The ESPA program has been growing rapidly, with participation up 240 percent since 2014. August of this year was its biggest year to date, with just under 100 students taking the certification exam (and a 73 percent pass rate). The majority of these students are taking comprehensive EST courses at post-secondary tech schools, which has always been the most popular way to earn ESPA certification and get into the industry.
However, we are now seeing a couple of delivery models emerge which are more specialized, more accessible, and very well suited for EST training:
Fast Track Adult Education for Career Changers
The ESPA has two of these programs happening now, and several more expressing interest.
Here is how they work: As more funding becomes available at the state level to train/retrain individuals for jobs related to technology, schools are learning about the huge demand for entry-level technicians in the electronic systems industry and seeking out curriculum and certification in this area.
ESPA provides schools with a turnkey solution to teaching EST basics and offering an industry-recognized credential that supports work in any of the career verticals.

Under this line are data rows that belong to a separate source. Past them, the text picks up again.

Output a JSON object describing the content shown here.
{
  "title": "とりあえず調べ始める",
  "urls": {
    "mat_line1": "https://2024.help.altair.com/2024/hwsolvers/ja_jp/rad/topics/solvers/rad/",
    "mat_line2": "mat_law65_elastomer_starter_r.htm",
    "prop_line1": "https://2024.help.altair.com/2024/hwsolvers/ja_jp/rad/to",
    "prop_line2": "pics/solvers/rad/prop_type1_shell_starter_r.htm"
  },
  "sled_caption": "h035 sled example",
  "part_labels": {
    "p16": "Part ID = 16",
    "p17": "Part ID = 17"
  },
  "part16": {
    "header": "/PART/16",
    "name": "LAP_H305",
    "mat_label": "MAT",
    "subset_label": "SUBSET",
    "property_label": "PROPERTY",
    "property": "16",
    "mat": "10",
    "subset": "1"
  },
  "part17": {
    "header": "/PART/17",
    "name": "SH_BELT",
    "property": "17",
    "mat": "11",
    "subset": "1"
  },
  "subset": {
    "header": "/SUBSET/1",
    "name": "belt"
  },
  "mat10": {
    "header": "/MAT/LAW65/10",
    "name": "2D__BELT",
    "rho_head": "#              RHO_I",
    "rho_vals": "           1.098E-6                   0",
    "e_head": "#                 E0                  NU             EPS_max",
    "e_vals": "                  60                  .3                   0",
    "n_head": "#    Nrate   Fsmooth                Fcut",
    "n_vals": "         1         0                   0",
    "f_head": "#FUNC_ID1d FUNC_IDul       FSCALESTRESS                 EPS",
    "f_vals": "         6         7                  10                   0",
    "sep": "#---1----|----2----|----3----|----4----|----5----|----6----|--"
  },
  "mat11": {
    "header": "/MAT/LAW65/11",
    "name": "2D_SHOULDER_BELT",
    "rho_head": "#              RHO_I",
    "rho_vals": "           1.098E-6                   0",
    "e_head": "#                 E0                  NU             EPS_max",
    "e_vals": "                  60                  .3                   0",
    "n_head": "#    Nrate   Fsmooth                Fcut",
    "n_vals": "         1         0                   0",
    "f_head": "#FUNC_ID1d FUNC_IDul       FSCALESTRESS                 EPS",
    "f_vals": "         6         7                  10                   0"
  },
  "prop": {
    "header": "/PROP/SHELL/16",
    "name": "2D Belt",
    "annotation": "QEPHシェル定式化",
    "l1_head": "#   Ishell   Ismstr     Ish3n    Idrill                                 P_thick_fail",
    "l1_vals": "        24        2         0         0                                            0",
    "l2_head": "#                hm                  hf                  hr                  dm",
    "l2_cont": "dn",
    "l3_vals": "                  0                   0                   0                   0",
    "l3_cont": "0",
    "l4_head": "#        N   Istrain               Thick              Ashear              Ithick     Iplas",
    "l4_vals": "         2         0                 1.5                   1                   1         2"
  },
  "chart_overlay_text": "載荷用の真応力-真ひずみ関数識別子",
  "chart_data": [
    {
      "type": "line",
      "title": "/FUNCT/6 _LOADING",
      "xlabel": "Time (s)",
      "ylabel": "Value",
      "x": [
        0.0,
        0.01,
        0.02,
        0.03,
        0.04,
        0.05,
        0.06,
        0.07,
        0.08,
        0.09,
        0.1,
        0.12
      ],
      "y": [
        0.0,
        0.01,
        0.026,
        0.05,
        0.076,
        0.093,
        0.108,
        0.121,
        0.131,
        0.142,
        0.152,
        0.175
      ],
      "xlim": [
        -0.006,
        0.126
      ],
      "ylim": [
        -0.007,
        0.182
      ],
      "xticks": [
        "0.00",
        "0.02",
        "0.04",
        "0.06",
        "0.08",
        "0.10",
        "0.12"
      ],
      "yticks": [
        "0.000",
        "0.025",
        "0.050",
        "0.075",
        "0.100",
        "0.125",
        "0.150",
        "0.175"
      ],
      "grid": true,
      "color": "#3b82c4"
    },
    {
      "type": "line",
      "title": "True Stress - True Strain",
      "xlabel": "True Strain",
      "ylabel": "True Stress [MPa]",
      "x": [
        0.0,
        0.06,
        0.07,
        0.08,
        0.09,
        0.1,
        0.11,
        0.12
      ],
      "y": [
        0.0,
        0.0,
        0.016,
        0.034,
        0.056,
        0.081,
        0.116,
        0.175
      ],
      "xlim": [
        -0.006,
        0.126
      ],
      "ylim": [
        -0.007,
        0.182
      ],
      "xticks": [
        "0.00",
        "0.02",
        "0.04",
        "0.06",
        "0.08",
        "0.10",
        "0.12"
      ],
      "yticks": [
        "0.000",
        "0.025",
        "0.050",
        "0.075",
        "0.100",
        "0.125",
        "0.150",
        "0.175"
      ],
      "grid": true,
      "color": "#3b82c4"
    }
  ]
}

Tuitions are often paid by a local or regional workforce development agency, and classes are generally offered a couple evenings a week for about 10 weeks. Students get the ESPA fundamentals, some hands-on training in termination and testing, and sit for the exam.
Some states even allow employers to send new employees for this training and then get reimbursed for the fee after that individual remains employed for a certain length of time. This is a great way for a career changer to get their foot in the door, or a new employee to train at night while working during the day.
The IT/EST Hybrid Program
Computer tech and networking skills are a necessity in our industry, and a training program that combines IT and EST together is really positioning a new technician for a great career. The ESPA is now seeing this at both the high school and post-secondary level.
Some states, like Indiana, have even formalized this by specifying an approved career center pathway as “Electronics and Computer Tech,” recognizing EST as a 21st-century career, and listing ESPA as an approved credential.
High school seniors are going straight to work after graduation, advancing rapidly, and moving up to take on more responsibilities within their companies.
In January, Orange County Technical College in Orlando will launch an exciting new program; students who have already completed two semesters of computer tech and networking will be offered a full semester of Electronic Systems Integration. Just imagine how many jobs will be waiting for these young people!
Learn What's Available in Your State
Both of these training scenarios have huge potential nationwide. Virtually every state has some kind of initiative that provides resources for 21st-century job training. Look into what is happening in your state.
There may very well be an opportunity to bring a school on board to provide ESPA training that is paid for by workforce development funding.
We also encourage you to look at IT programs at career centers and tech schools that could be enhanced with some basic technician training. These students would then be ideally suited to come in as entry-level technicians and then immediately start putting their IT skills to work.
For more info on how these programs might work in your market, and to learn more about ESPA in general, visit here or contact the ESPA at firstname.lastname@example.org.